Watkins graduated in May with a degree in special education.

Amber Watkins, a recent graduate of the College of Education majoring in special education, recently received the inaugural outstanding student veteran award. Brennan Beck, assistant director for military and veteran engagement, presented Amber with the award during Clemson’s Student Veteran Hail and Farewell Ceremony.

The award recognizes the commitment, engagement and leadership of one student veteran who has had a remarkable impact on the Clemson Student Veterans Association and Clemson’s veteran services. The award also recognizes admirable leadership and initiative in furthering the association’s goal of creating a veteran-friendly campus at Clemson.

Watkins previously served as a signals analyst in the U.S. Navy, where she served from July 2010 to July 2014. She trained military and civilian personnel, implementing the workplace’s first standardized training plan.

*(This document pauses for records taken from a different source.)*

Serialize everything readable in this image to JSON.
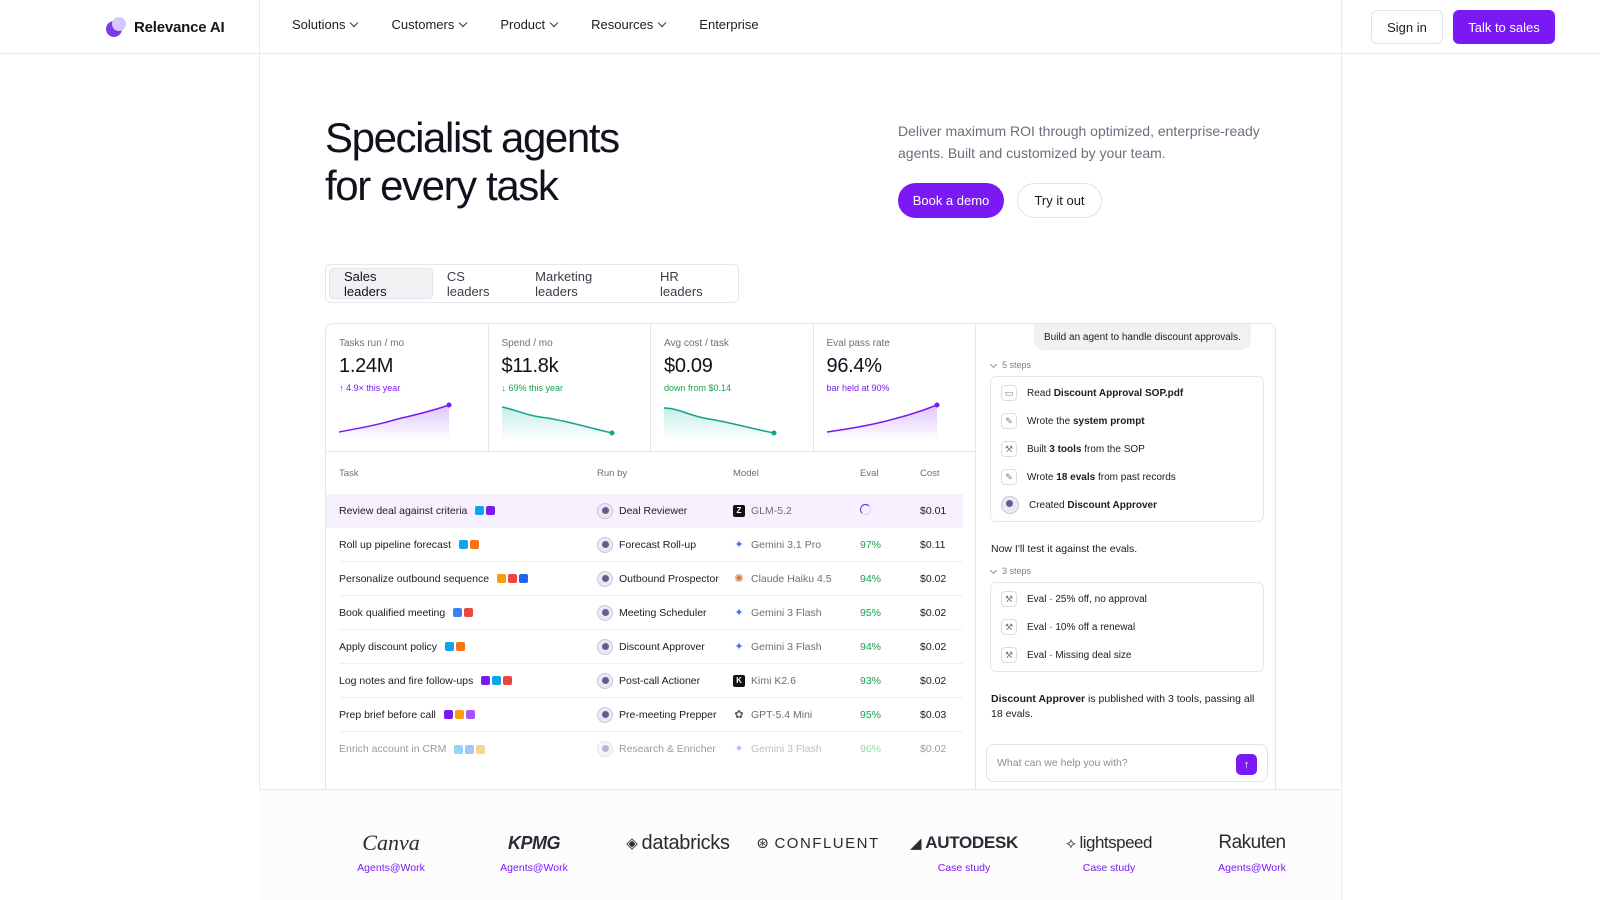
{
  "header": {
    "brand": "Relevance AI",
    "nav": [
      {
        "label": "Solutions",
        "has_menu": true
      },
      {
        "label": "Customers",
        "has_menu": true
      },
      {
        "label": "Product",
        "has_menu": true
      },
      {
        "label": "Resources",
        "has_menu": true
      },
      {
        "label": "Enterprise",
        "has_menu": false
      }
    ],
    "signin": "Sign in",
    "talk_to_sales": "Talk to sales"
  },
  "hero": {
    "title_line1": "Specialist agents",
    "title_line2": "for every task",
    "description": "Deliver maximum ROI through optimized, enterprise-ready agents. Built and customized by your team.",
    "cta_primary": "Book a demo",
    "cta_secondary": "Try it out"
  },
  "tabs": [
    {
      "label": "Sales leaders",
      "active": true
    },
    {
      "label": "CS leaders",
      "active": false
    },
    {
      "label": "Marketing leaders",
      "active": false
    },
    {
      "label": "HR leaders",
      "active": false
    }
  ],
  "kpis": [
    {
      "label": "Tasks run / mo",
      "value": "1.24M",
      "delta": "↑ 4.9× this year",
      "delta_color": "#7b19f5"
    },
    {
      "label": "Spend / mo",
      "value": "$11.8k",
      "delta": "↓ 69% this year",
      "delta_color": "#16a34a"
    },
    {
      "label": "Avg cost / task",
      "value": "$0.09",
      "delta": "down from $0.14",
      "delta_color": "#16a34a"
    },
    {
      "label": "Eval pass rate",
      "value": "96.4%",
      "delta": "bar held at 90%",
      "delta_color": "#7b19f5"
    }
  ],
  "table": {
    "headers": {
      "task": "Task",
      "run_by": "Run by",
      "model": "Model",
      "eval": "Eval",
      "cost": "Cost"
    },
    "rows": [
      {
        "task": "Review deal against criteria",
        "run_by": "Deal Reviewer",
        "model": "GLM-5.2",
        "model_icon": "z-logo-icon",
        "eval": "",
        "cost": "$0.01"
      },
      {
        "task": "Roll up pipeline forecast",
        "run_by": "Forecast Roll-up",
        "model": "Gemini 3.1 Pro",
        "model_icon": "gemini-icon",
        "eval": "97%",
        "cost": "$0.11"
      },
      {
        "task": "Personalize outbound sequence",
        "run_by": "Outbound Prospector",
        "model": "Claude Haiku 4.5",
        "model_icon": "claude-icon",
        "eval": "94%",
        "cost": "$0.02"
      },
      {
        "task": "Book qualified meeting",
        "run_by": "Meeting Scheduler",
        "model": "Gemini 3 Flash",
        "model_icon": "gemini-icon",
        "eval": "95%",
        "cost": "$0.02"
      },
      {
        "task": "Apply discount policy",
        "run_by": "Discount Approver",
        "model": "Gemini 3 Flash",
        "model_icon": "gemini-icon",
        "eval": "94%",
        "cost": "$0.02"
      },
      {
        "task": "Log notes and fire follow-ups",
        "run_by": "Post-call Actioner",
        "model": "Kimi K2.6",
        "model_icon": "kimi-icon",
        "eval": "93%",
        "cost": "$0.02"
      },
      {
        "task": "Prep brief before call",
        "run_by": "Pre-meeting Prepper",
        "model": "GPT-5.4 Mini",
        "model_icon": "openai-icon",
        "eval": "95%",
        "cost": "$0.03"
      },
      {
        "task": "Enrich account in CRM",
        "run_by": "Research & Enricher",
        "model": "Gemini 3 Flash",
        "model_icon": "gemini-icon",
        "eval": "96%",
        "cost": "$0.02"
      }
    ]
  },
  "chat": {
    "user_message": "Build an agent to handle discount approvals.",
    "steps1_label": "5 steps",
    "steps1": [
      {
        "pre": "Read ",
        "bold": "Discount Approval SOP.pdf",
        "post": ""
      },
      {
        "pre": "Wrote the ",
        "bold": "system prompt",
        "post": ""
      },
      {
        "pre": "Built ",
        "bold": "3 tools",
        "post": " from the SOP"
      },
      {
        "pre": "Wrote ",
        "bold": "18 evals",
        "post": " from past records"
      },
      {
        "pre": "Created ",
        "bold": "Discount Approver",
        "post": ""
      }
    ],
    "middle_text": "Now I'll test it against the evals.",
    "steps2_label": "3 steps",
    "steps2": [
      "Eval · 25% off, no approval",
      "Eval · 10% off a renewal",
      "Eval · Missing deal size"
    ],
    "final_bold": "Discount Approver",
    "final_text": " is published with 3 tools, passing all 18 evals.",
    "input_placeholder": "What can we help you with?"
  },
  "logos": [
    {
      "name": "Canva",
      "link": "Agents@Work"
    },
    {
      "name": "KPMG",
      "link": "Agents@Work"
    },
    {
      "name": "databricks",
      "link": ""
    },
    {
      "name": "CONFLUENT",
      "link": ""
    },
    {
      "name": "AUTODESK",
      "link": "Case study"
    },
    {
      "name": "lightspeed",
      "link": "Case study"
    },
    {
      "name": "Rakuten",
      "link": "Agents@Work"
    }
  ]
}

Immediately following her time on active duty, Watkins transitioned to the U.S. Navy Reserve where she serves as a petty officer 1st class. Watkins said she was thrilled to receive the award from an organization that has provided her with so much during her time at Clemson.

“Although I was still relatively young when I left active duty and started at Clemson, I had a hard time relating to traditional students,” Watkins said. “I had different life experiences, and the student veterans association was the family I was looking for.”

Watkins planned and participated in numerous veteran initiatives such as the Tigers for the Troops Golf Tournament and Military Appreciation Day Tailgate. She helped the association earn over $10,000 for the Clemson Veteran Scholarship Endowment and lead the association as its first female president.

Watkins said she enjoyed a “moment or two of excitement” upon learning she would be the association’s first female president. However, due to her time in the Navy and current service in the Navy Reserves, Watkins said she was used to being alone or one of few females in a leadership position.

Watkins said any activity that involved the association raising money for the student veteran scholarship endowment was special to her, as she identifies with people who do not have money to attend college upon graduation from high school.

“Events like that strive to give veterans access to the means to further their education,” Watkins said. “Increasing access to education is something I’m very passionate about.”

Now that Watkins is a newly-minted Clemson alumna, she plans to spend her summer in South Carolina before beginning work on a master’s degree in international educational development with a concentration in international policy and planning at Columbia University in New York. She isn’t leaving her passion for improving access to education in Clemson; she hopes to work in policy to get individuals access to education across the globe.